Rubén went on to participate in four Olympics, qualifying within the top 30 or 40 best Luge athletes in the world. When he told me the story, I was intrigued not only by his very unique way of approaching a goal but also by his ability to recognize it and his willingness to talk about it openly.
He wasn’t looking for a medal; instead his dream was competing in the Olympics. He identified a trait that could help him achieve his goal and the medium (which he didn’t even like) with which to achieve the goal. He smartly planned his path and he won.
I wonder how many of us fight for our goals the wrong way: Following someone else’s path rather than one that is better suited for our own style.
How often do we fall for those recipes to achieve success that experts are busy outlining when the reality is that each one of us can only succeed in our own very personal way?

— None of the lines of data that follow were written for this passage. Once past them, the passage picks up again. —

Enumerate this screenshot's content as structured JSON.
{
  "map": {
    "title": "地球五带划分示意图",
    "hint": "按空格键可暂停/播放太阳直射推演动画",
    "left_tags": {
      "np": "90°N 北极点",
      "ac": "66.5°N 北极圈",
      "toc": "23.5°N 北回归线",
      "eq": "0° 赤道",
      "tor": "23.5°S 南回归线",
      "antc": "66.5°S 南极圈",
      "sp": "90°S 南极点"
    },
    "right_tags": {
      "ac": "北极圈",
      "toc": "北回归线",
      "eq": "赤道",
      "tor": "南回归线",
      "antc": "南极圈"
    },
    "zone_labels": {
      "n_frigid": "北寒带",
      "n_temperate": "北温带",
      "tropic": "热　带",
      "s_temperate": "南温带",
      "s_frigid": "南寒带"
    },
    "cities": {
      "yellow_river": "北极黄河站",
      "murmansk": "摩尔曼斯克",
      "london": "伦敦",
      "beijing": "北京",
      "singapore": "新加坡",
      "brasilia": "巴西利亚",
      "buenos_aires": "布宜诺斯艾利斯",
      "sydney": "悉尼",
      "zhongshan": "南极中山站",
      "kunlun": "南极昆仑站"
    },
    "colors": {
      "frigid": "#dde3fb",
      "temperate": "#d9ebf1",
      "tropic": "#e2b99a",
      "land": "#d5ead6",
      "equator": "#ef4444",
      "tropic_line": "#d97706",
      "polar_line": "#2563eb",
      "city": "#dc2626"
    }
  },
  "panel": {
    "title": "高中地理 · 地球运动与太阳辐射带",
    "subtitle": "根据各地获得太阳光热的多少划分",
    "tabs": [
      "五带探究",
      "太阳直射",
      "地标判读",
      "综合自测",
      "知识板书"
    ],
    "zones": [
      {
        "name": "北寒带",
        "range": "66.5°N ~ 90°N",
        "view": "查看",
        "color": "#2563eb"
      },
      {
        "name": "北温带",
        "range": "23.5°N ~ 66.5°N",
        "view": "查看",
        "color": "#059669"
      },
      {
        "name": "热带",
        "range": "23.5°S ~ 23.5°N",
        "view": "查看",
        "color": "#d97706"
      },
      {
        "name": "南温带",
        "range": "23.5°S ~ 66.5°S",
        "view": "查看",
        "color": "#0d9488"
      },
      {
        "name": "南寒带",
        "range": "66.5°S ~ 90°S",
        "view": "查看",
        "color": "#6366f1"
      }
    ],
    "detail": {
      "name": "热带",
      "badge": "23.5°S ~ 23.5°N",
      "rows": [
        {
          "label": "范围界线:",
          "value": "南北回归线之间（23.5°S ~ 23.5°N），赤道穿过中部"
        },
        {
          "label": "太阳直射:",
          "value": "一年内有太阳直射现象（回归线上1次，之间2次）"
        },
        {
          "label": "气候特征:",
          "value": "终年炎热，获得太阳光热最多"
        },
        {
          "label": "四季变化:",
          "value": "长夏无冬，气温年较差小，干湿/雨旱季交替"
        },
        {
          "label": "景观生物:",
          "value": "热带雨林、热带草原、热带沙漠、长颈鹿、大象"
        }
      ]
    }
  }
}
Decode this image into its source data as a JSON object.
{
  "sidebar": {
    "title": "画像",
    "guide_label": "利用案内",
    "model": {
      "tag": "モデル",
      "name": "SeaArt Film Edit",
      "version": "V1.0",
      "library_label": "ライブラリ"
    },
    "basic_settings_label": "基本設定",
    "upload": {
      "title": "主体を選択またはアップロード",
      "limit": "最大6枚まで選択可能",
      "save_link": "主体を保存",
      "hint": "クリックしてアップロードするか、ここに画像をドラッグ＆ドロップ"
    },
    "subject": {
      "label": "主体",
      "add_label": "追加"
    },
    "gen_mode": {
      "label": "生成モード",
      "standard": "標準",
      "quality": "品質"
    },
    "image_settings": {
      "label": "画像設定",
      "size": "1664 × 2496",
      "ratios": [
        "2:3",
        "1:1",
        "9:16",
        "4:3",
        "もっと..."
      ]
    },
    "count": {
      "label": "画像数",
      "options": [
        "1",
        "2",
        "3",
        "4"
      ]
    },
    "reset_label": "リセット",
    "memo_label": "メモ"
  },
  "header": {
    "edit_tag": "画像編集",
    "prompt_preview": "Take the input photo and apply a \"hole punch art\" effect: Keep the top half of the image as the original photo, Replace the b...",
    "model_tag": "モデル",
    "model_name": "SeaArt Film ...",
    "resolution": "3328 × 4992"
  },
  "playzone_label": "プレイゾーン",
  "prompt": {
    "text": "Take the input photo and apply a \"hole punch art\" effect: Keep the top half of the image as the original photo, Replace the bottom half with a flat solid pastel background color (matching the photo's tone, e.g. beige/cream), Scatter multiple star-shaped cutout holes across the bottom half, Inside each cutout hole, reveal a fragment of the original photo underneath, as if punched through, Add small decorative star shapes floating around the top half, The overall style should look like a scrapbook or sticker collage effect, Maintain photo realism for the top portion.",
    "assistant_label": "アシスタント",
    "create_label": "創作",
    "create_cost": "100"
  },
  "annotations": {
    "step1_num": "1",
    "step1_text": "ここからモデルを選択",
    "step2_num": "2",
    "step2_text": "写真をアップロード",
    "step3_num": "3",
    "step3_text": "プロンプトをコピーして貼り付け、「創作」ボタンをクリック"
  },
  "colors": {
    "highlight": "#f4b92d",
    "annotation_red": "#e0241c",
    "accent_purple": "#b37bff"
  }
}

It’s useful to ask successful people about their goals and how they reached them in order to create an idea bank, not as a standard against which to measure our own success. Once we start identifying some of our strongest personal traits, we can more readily find our own way to achieve our goals without having to follow someone else’s magic recipe.
Mariela Dabbah is a published author and founder of Latinos in College, a not-for-profit organization, and of the Red Shoe Movement, an initiative that invites women to wear red shoes to work on Tuesday to signal their support for other women's careers.